**Work task:**
All entries are to be quoted exactly; the images stay out of the copy.

Interface dataset entries
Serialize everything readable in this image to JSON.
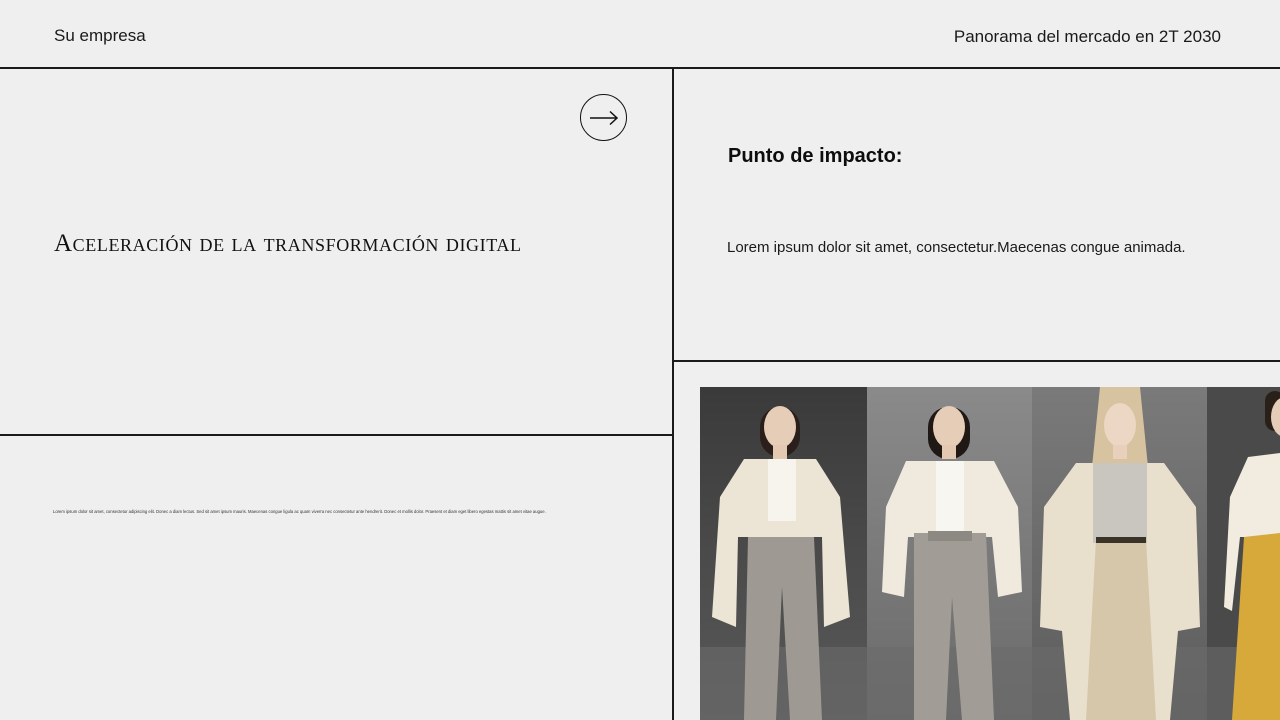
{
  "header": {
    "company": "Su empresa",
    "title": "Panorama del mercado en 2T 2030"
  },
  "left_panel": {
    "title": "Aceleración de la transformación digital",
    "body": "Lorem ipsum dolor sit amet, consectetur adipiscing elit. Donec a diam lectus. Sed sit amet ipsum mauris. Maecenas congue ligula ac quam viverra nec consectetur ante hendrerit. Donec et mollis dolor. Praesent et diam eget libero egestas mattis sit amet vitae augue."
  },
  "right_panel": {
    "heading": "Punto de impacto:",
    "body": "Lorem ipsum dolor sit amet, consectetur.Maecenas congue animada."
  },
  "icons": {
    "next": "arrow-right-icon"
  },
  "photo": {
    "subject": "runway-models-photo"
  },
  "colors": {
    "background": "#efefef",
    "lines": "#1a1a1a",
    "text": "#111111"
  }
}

**The completed task:**
Serialize everything readable in this image to JSON.
{
  "header": {
    "company": "Su empresa",
    "title": "Panorama del mercado en 2T 2030"
  },
  "left_panel": {
    "title": "Aceleración de la transformación digital",
    "body": "Lorem ipsum dolor sit amet, consectetur adipiscing elit. Donec a diam lectus. Sed sit amet ipsum mauris. Maecenas congue ligula ac quam viverra nec consectetur ante hendrerit. Donec et mollis dolor. Praesent et diam eget libero egestas mattis sit amet vitae augue."
  },
  "right_panel": {
    "heading": "Punto de impacto:",
    "body": "Lorem ipsum dolor sit amet, consectetur.Maecenas congue animada."
  },
  "icons": {
    "next": "arrow-right-icon"
  },
  "photo": {
    "subject": "runway-models-photo"
  },
  "colors": {
    "background": "#efefef",
    "lines": "#1a1a1a",
    "text": "#111111"
  }
}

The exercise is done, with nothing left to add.